(Dataset rows describing interfaces)
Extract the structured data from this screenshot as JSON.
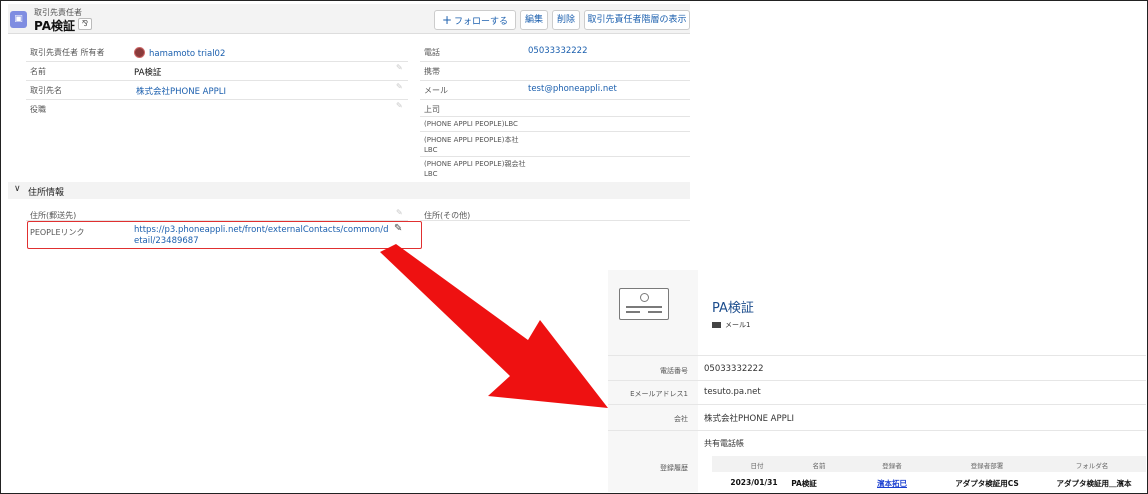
{
  "record_header": {
    "object_type": "取引先責任者",
    "title": "PA検証",
    "object_icon": "contact-card-icon",
    "buttons": {
      "follow": "フォローする",
      "edit": "編集",
      "delete": "削除",
      "hierarchy": "取引先責任者階層の表示"
    }
  },
  "fields_left": [
    {
      "label": "取引先責任者 所有者",
      "value": "hamamoto trial02"
    },
    {
      "label": "名前",
      "value": "PA検証"
    },
    {
      "label": "取引先名",
      "value": "株式会社PHONE APPLI"
    },
    {
      "label": "役職",
      "value": ""
    }
  ],
  "fields_right": [
    {
      "label": "電話",
      "value": "05033332222"
    },
    {
      "label": "携帯",
      "value": ""
    },
    {
      "label": "メール",
      "value": "test@phoneappli.net"
    },
    {
      "label": "上司",
      "value": ""
    },
    {
      "label": "(PHONE APPLI PEOPLE)LBC",
      "value": ""
    },
    {
      "label": "(PHONE APPLI PEOPLE)本社LBC",
      "value": ""
    },
    {
      "label": "(PHONE APPLI PEOPLE)親会社LBC",
      "value": ""
    }
  ],
  "address_section": {
    "title": "住所情報",
    "mailing_label": "住所(郵送先)",
    "other_label": "住所(その他)",
    "people_link_label": "PEOPLEリンク",
    "people_link_value": "https://p3.phoneappli.net/front/externalContacts/common/detail/23489687"
  },
  "phone_appli": {
    "name": "PA検証",
    "mail_label": "メール1",
    "rows": [
      {
        "label": "電話番号",
        "value": "05033332222"
      },
      {
        "label": "Eメールアドレス1",
        "value": "tesuto.pa.net"
      },
      {
        "label": "会社",
        "value": "株式会社PHONE APPLI"
      }
    ],
    "history_label": "登録履歴",
    "shared_title": "共有電話帳",
    "table": {
      "headers": [
        "日付",
        "名前",
        "登録者",
        "登録者部署",
        "フォルダ名"
      ],
      "row": [
        "2023/01/31",
        "PA検証",
        "濱本拓巳",
        "アダプタ検証用CS",
        "アダプタ検証用＿濱本"
      ]
    }
  },
  "colors": {
    "link": "#1b5fae",
    "highlight_box": "#e03030",
    "arrow": "#ee1111"
  }
}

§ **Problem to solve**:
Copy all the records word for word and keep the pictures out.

§ **Answer box**:
Extract the structured data from this screenshot as JSON.
{
  "record_header": {
    "object_type": "取引先責任者",
    "title": "PA検証",
    "object_icon": "contact-card-icon",
    "buttons": {
      "follow": "フォローする",
      "edit": "編集",
      "delete": "削除",
      "hierarchy": "取引先責任者階層の表示"
    }
  },
  "fields_left": [
    {
      "label": "取引先責任者 所有者",
      "value": "hamamoto trial02"
    },
    {
      "label": "名前",
      "value": "PA検証"
    },
    {
      "label": "取引先名",
      "value": "株式会社PHONE APPLI"
    },
    {
      "label": "役職",
      "value": ""
    }
  ],
  "fields_right": [
    {
      "label": "電話",
      "value": "05033332222"
    },
    {
      "label": "携帯",
      "value": ""
    },
    {
      "label": "メール",
      "value": "test@phoneappli.net"
    },
    {
      "label": "上司",
      "value": ""
    },
    {
      "label": "(PHONE APPLI PEOPLE)LBC",
      "value": ""
    },
    {
      "label": "(PHONE APPLI PEOPLE)本社LBC",
      "value": ""
    },
    {
      "label": "(PHONE APPLI PEOPLE)親会社LBC",
      "value": ""
    }
  ],
  "address_section": {
    "title": "住所情報",
    "mailing_label": "住所(郵送先)",
    "other_label": "住所(その他)",
    "people_link_label": "PEOPLEリンク",
    "people_link_value": "https://p3.phoneappli.net/front/externalContacts/common/detail/23489687"
  },
  "phone_appli": {
    "name": "PA検証",
    "mail_label": "メール1",
    "rows": [
      {
        "label": "電話番号",
        "value": "05033332222"
      },
      {
        "label": "Eメールアドレス1",
        "value": "tesuto.pa.net"
      },
      {
        "label": "会社",
        "value": "株式会社PHONE APPLI"
      }
    ],
    "history_label": "登録履歴",
    "shared_title": "共有電話帳",
    "table": {
      "headers": [
        "日付",
        "名前",
        "登録者",
        "登録者部署",
        "フォルダ名"
      ],
      "row": [
        "2023/01/31",
        "PA検証",
        "濱本拓巳",
        "アダプタ検証用CS",
        "アダプタ検証用＿濱本"
      ]
    }
  },
  "colors": {
    "link": "#1b5fae",
    "highlight_box": "#e03030",
    "arrow": "#ee1111"
  }
}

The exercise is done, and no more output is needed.